## What is being asked
Every line of the data must be retyped exactly as it stands.

#### Data records

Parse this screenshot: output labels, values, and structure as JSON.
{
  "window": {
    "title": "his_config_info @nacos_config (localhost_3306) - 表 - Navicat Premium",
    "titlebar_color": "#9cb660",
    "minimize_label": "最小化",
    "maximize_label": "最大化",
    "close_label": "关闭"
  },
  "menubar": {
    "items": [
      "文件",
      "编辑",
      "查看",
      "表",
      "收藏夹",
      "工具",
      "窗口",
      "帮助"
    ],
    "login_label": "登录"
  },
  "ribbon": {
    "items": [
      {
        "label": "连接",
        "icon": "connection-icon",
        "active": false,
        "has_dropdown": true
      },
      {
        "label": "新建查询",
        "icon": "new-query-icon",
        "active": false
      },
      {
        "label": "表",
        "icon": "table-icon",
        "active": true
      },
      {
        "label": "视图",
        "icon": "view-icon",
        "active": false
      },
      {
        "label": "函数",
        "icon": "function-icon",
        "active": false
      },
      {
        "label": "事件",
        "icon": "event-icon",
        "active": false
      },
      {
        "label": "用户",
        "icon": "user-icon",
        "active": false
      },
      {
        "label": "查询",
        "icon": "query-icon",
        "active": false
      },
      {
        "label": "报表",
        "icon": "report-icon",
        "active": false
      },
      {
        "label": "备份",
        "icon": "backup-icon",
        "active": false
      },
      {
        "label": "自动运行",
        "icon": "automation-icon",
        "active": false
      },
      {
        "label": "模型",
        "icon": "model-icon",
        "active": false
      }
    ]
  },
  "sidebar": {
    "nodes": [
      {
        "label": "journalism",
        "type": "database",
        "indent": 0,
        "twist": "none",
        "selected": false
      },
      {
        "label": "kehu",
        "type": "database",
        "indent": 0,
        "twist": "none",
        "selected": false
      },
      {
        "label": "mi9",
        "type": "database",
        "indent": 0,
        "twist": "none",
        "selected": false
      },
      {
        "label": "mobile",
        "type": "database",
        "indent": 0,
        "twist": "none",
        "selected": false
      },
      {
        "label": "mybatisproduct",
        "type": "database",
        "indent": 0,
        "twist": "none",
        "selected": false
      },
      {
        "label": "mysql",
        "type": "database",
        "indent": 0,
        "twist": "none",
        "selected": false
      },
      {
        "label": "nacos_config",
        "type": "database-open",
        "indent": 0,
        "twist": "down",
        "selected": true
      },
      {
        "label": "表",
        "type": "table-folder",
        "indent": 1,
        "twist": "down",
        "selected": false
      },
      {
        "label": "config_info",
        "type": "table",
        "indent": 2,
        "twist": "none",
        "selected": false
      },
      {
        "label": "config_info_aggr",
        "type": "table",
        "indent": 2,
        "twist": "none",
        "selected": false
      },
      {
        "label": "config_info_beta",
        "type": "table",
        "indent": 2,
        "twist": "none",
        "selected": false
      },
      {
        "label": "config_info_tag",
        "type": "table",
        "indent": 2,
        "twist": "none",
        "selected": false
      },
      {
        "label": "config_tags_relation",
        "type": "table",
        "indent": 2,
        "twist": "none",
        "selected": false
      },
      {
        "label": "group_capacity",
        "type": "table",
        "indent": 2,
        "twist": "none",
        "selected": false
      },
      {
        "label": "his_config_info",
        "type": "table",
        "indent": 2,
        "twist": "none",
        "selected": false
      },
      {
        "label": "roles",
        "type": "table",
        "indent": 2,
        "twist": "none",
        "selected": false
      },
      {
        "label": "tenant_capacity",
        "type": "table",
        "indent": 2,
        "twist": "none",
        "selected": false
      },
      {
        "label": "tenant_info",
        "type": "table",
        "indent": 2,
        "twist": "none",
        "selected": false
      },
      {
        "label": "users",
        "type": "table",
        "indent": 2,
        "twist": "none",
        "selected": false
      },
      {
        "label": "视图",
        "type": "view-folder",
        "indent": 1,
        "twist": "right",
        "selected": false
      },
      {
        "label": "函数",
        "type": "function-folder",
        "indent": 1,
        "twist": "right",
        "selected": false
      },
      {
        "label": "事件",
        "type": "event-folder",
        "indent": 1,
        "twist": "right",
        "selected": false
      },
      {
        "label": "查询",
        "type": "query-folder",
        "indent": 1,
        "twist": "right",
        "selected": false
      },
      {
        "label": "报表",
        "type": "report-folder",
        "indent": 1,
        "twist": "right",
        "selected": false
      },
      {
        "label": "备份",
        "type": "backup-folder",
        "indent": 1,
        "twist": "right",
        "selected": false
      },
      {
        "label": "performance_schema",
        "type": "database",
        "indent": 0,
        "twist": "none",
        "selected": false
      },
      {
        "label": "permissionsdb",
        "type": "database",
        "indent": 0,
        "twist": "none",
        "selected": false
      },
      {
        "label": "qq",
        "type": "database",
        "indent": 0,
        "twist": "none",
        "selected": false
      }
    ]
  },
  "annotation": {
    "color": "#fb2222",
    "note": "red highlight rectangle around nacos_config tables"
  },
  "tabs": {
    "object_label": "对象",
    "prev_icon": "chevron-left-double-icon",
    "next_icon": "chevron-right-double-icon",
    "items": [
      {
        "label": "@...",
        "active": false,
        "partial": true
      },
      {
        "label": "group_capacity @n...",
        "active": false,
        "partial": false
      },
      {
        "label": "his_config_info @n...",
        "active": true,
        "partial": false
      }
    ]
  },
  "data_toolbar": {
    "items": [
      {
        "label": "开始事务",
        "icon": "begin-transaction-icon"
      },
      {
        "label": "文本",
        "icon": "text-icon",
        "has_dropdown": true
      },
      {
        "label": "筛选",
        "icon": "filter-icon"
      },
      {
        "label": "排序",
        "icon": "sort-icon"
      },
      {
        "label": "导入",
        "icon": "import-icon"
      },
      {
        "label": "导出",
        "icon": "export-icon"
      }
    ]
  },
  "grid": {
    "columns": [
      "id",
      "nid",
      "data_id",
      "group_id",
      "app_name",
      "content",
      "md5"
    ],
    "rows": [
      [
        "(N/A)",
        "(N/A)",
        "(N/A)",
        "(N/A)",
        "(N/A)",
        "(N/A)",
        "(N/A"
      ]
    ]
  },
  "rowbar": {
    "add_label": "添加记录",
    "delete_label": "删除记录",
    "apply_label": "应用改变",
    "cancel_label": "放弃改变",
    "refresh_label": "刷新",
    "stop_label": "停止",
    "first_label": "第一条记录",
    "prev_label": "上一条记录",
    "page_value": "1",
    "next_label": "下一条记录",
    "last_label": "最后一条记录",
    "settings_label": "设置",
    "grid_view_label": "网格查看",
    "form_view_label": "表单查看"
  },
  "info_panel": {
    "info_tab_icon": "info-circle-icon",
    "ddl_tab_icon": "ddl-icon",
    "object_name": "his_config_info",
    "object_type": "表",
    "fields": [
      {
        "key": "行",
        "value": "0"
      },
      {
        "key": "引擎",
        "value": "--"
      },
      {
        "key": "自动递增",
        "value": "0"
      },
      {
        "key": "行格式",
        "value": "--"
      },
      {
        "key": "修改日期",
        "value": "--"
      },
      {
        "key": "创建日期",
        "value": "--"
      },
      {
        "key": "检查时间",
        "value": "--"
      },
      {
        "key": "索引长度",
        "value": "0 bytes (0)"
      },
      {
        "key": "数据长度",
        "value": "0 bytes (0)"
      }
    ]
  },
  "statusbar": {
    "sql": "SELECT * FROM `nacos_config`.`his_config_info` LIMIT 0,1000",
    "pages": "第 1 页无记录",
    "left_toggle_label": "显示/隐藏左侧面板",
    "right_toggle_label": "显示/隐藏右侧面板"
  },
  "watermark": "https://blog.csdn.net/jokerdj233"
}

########

## Written answer
Parse this screenshot: output labels, values, and structure as JSON.
{
  "window": {
    "title": "his_config_info @nacos_config (localhost_3306) - 表 - Navicat Premium",
    "titlebar_color": "#9cb660",
    "minimize_label": "最小化",
    "maximize_label": "最大化",
    "close_label": "关闭"
  },
  "menubar": {
    "items": [
      "文件",
      "编辑",
      "查看",
      "表",
      "收藏夹",
      "工具",
      "窗口",
      "帮助"
    ],
    "login_label": "登录"
  },
  "ribbon": {
    "items": [
      {
        "label": "连接",
        "icon": "connection-icon",
        "active": false,
        "has_dropdown": true
      },
      {
        "label": "新建查询",
        "icon": "new-query-icon",
        "active": false
      },
      {
        "label": "表",
        "icon": "table-icon",
        "active": true
      },
      {
        "label": "视图",
        "icon": "view-icon",
        "active": false
      },
      {
        "label": "函数",
        "icon": "function-icon",
        "active": false
      },
      {
        "label": "事件",
        "icon": "event-icon",
        "active": false
      },
      {
        "label": "用户",
        "icon": "user-icon",
        "active": false
      },
      {
        "label": "查询",
        "icon": "query-icon",
        "active": false
      },
      {
        "label": "报表",
        "icon": "report-icon",
        "active": false
      },
      {
        "label": "备份",
        "icon": "backup-icon",
        "active": false
      },
      {
        "label": "自动运行",
        "icon": "automation-icon",
        "active": false
      },
      {
        "label": "模型",
        "icon": "model-icon",
        "active": false
      }
    ]
  },
  "sidebar": {
    "nodes": [
      {
        "label": "journalism",
        "type": "database",
        "indent": 0,
        "twist": "none",
        "selected": false
      },
      {
        "label": "kehu",
        "type": "database",
        "indent": 0,
        "twist": "none",
        "selected": false
      },
      {
        "label": "mi9",
        "type": "database",
        "indent": 0,
        "twist": "none",
        "selected": false
      },
      {
        "label": "mobile",
        "type": "database",
        "indent": 0,
        "twist": "none",
        "selected": false
      },
      {
        "label": "mybatisproduct",
        "type": "database",
        "indent": 0,
        "twist": "none",
        "selected": false
      },
      {
        "label": "mysql",
        "type": "database",
        "indent": 0,
        "twist": "none",
        "selected": false
      },
      {
        "label": "nacos_config",
        "type": "database-open",
        "indent": 0,
        "twist": "down",
        "selected": true
      },
      {
        "label": "表",
        "type": "table-folder",
        "indent": 1,
        "twist": "down",
        "selected": false
      },
      {
        "label": "config_info",
        "type": "table",
        "indent": 2,
        "twist": "none",
        "selected": false
      },
      {
        "label": "config_info_aggr",
        "type": "table",
        "indent": 2,
        "twist": "none",
        "selected": false
      },
      {
        "label": "config_info_beta",
        "type": "table",
        "indent": 2,
        "twist": "none",
        "selected": false
      },
      {
        "label": "config_info_tag",
        "type": "table",
        "indent": 2,
        "twist": "none",
        "selected": false
      },
      {
        "label": "config_tags_relation",
        "type": "table",
        "indent": 2,
        "twist": "none",
        "selected": false
      },
      {
        "label": "group_capacity",
        "type": "table",
        "indent": 2,
        "twist": "none",
        "selected": false
      },
      {
        "label": "his_config_info",
        "type": "table",
        "indent": 2,
        "twist": "none",
        "selected": false
      },
      {
        "label": "roles",
        "type": "table",
        "indent": 2,
        "twist": "none",
        "selected": false
      },
      {
        "label": "tenant_capacity",
        "type": "table",
        "indent": 2,
        "twist": "none",
        "selected": false
      },
      {
        "label": "tenant_info",
        "type": "table",
        "indent": 2,
        "twist": "none",
        "selected": false
      },
      {
        "label": "users",
        "type": "table",
        "indent": 2,
        "twist": "none",
        "selected": false
      },
      {
        "label": "视图",
        "type": "view-folder",
        "indent": 1,
        "twist": "right",
        "selected": false
      },
      {
        "label": "函数",
        "type": "function-folder",
        "indent": 1,
        "twist": "right",
        "selected": false
      },
      {
        "label": "事件",
        "type": "event-folder",
        "indent": 1,
        "twist": "right",
        "selected": false
      },
      {
        "label": "查询",
        "type": "query-folder",
        "indent": 1,
        "twist": "right",
        "selected": false
      },
      {
        "label": "报表",
        "type": "report-folder",
        "indent": 1,
        "twist": "right",
        "selected": false
      },
      {
        "label": "备份",
        "type": "backup-folder",
        "indent": 1,
        "twist": "right",
        "selected": false
      },
      {
        "label": "performance_schema",
        "type": "database",
        "indent": 0,
        "twist": "none",
        "selected": false
      },
      {
        "label": "permissionsdb",
        "type": "database",
        "indent": 0,
        "twist": "none",
        "selected": false
      },
      {
        "label": "qq",
        "type": "database",
        "indent": 0,
        "twist": "none",
        "selected": false
      }
    ]
  },
  "annotation": {
    "color": "#fb2222",
    "note": "red highlight rectangle around nacos_config tables"
  },
  "tabs": {
    "object_label": "对象",
    "prev_icon": "chevron-left-double-icon",
    "next_icon": "chevron-right-double-icon",
    "items": [
      {
        "label": "@...",
        "active": false,
        "partial": true
      },
      {
        "label": "group_capacity @n...",
        "active": false,
        "partial": false
      },
      {
        "label": "his_config_info @n...",
        "active": true,
        "partial": false
      }
    ]
  },
  "data_toolbar": {
    "items": [
      {
        "label": "开始事务",
        "icon": "begin-transaction-icon"
      },
      {
        "label": "文本",
        "icon": "text-icon",
        "has_dropdown": true
      },
      {
        "label": "筛选",
        "icon": "filter-icon"
      },
      {
        "label": "排序",
        "icon": "sort-icon"
      },
      {
        "label": "导入",
        "icon": "import-icon"
      },
      {
        "label": "导出",
        "icon": "export-icon"
      }
    ]
  },
  "grid": {
    "columns": [
      "id",
      "nid",
      "data_id",
      "group_id",
      "app_name",
      "content",
      "md5"
    ],
    "rows": [
      [
        "(N/A)",
        "(N/A)",
        "(N/A)",
        "(N/A)",
        "(N/A)",
        "(N/A)",
        "(N/A"
      ]
    ]
  },
  "rowbar": {
    "add_label": "添加记录",
    "delete_label": "删除记录",
    "apply_label": "应用改变",
    "cancel_label": "放弃改变",
    "refresh_label": "刷新",
    "stop_label": "停止",
    "first_label": "第一条记录",
    "prev_label": "上一条记录",
    "page_value": "1",
    "next_label": "下一条记录",
    "last_label": "最后一条记录",
    "settings_label": "设置",
    "grid_view_label": "网格查看",
    "form_view_label": "表单查看"
  },
  "info_panel": {
    "info_tab_icon": "info-circle-icon",
    "ddl_tab_icon": "ddl-icon",
    "object_name": "his_config_info",
    "object_type": "表",
    "fields": [
      {
        "key": "行",
        "value": "0"
      },
      {
        "key": "引擎",
        "value": "--"
      },
      {
        "key": "自动递增",
        "value": "0"
      },
      {
        "key": "行格式",
        "value": "--"
      },
      {
        "key": "修改日期",
        "value": "--"
      },
      {
        "key": "创建日期",
        "value": "--"
      },
      {
        "key": "检查时间",
        "value": "--"
      },
      {
        "key": "索引长度",
        "value": "0 bytes (0)"
      },
      {
        "key": "数据长度",
        "value": "0 bytes (0)"
      }
    ]
  },
  "statusbar": {
    "sql": "SELECT * FROM `nacos_config`.`his_config_info` LIMIT 0,1000",
    "pages": "第 1 页无记录",
    "left_toggle_label": "显示/隐藏左侧面板",
    "right_toggle_label": "显示/隐藏右侧面板"
  },
  "watermark": "https://blog.csdn.net/jokerdj233"
}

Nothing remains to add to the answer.